organization
publishing date
type
Contribution to journal
publication status
published
subject
keywords
Prostate cancer, Prostate-specific antigen, Screening
in
European Urology
volume
71
issue
1
pages
46 - 52
publisher
Elsevier
external identifiers
  • scopus:84964408681
ISSN
0302-2838
DOI
10.1016/j.eururo.2016.03.026
language
English
LU publication?
yes
id
60fad821-3dc3-40db-95d9-f5d65aee9f53
date added to LUP
2016-06-01 12:58:16
date last changed
2017-02-26 04:39:03
@article{60fad821-3dc3-40db-95d9-f5d65aee9f53,
  abstract     = {<p>Background: Current prostate cancer screening guidelines conflict with respect to the age at which to initiate screening. Objective: To evaluate the effect of prostate-specific antigen (PSA) screening versus zero screening, starting at age 50-54 yr, on prostate cancer mortality. Design, setting, and participants: This is a population-based cohort study comparing 3479 men aged 50 yr through 54 yr randomized to PSA-screening in the Göteborg population-based prostate cancer screening trial, initiated in 1995, versus 4060 unscreened men aged 51-55 yr providing cryopreserved blood in the population-based Malmö Preventive Project in the pre-PSA era, during 1982-1985. Outcome measurements and statistical analysis: Cumulative incidence and incidence rate ratios of prostate cancer diagnosis, metastasis, and prostate cancer death. Results and limitations: At 17 yr, regular PSA-screening in Göteborg of men in their early 50s carried a more than two-fold higher risk of prostate cancer diagnosis compared with the unscreened men in Malmö (incidence rate ratio [IRR] 2.56, 95% confidence interval [CI] 2.18, 3.02), but resulted in a substantial decrease in the risk of metastases (IRR 0.43, 95% CI 0.22, 0.79) and prostate cancer death (IRR 0.29, 95% CI 0.11, 0.67). There were 57 fewer prostate cancer deaths per 10. 000 men (95% CI 22, 92) in the screened group.
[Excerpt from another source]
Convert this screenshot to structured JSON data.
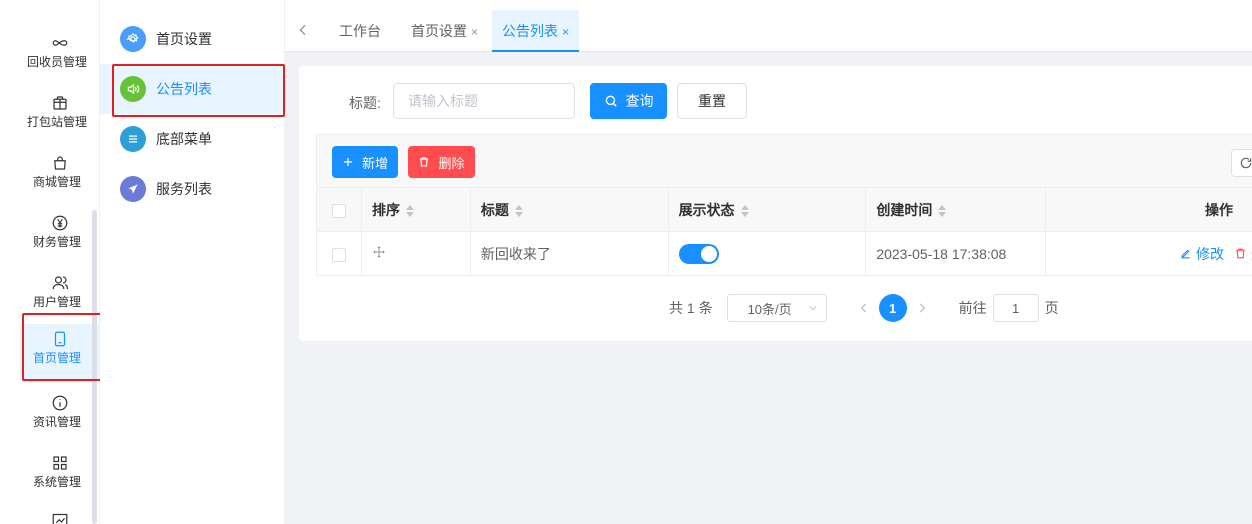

At 17 yr, the number needed to invite to PSA-screening and the number needed to diagnose to prevent one prostate cancer death was 176 and 16, respectively. The study is limited by lack of treatment information and the comparison of the two different birth cohorts. Conclusions: PSA screening for prostate cancer can decrease prostate cancer mortality among men aged 50-54 yr, with the number needed to invite and number needed to detect to prevent one prostate cancer death comparable to those previously reported from the European Randomized Study of Screening for Prostate Cancer for men aged 55-69 yr, at a similar follow-up. Guideline groups could consider whether guidelines for PSA screening should recommend starting no later than at ages 50-54 yr. Patient summary: Guideline recommendations about the age to start prostate-specific antigen screening could be discussed. Guideline recommendations about the age to start prostate-specific antigen screening could be discussed.</p>},
  author       = {Carlsson, Sigrid and Assel, Melissa and Ulmert, David and Gerdtsson, Axel and Hugosson, Jonas and Vickers, Andrew and Lilja, Hans},
  issn         = {0302-2838},
  keyword      = {Prostate cancer,Prostate-specific antigen,Screening},
  language     = {eng},
  number       = {1},
  pages        = {46--52},
  publisher    = {Elsevier},
  series       = {European Urology},
  title        = {Screening for Prostate Cancer Starting at Age 50-54 Years. A Population-based Cohort Study},
  url          = {http://dx.doi.org/10.1016/j.eururo.2016.03.026},
  volume       = {71},
  year         = {2017},
}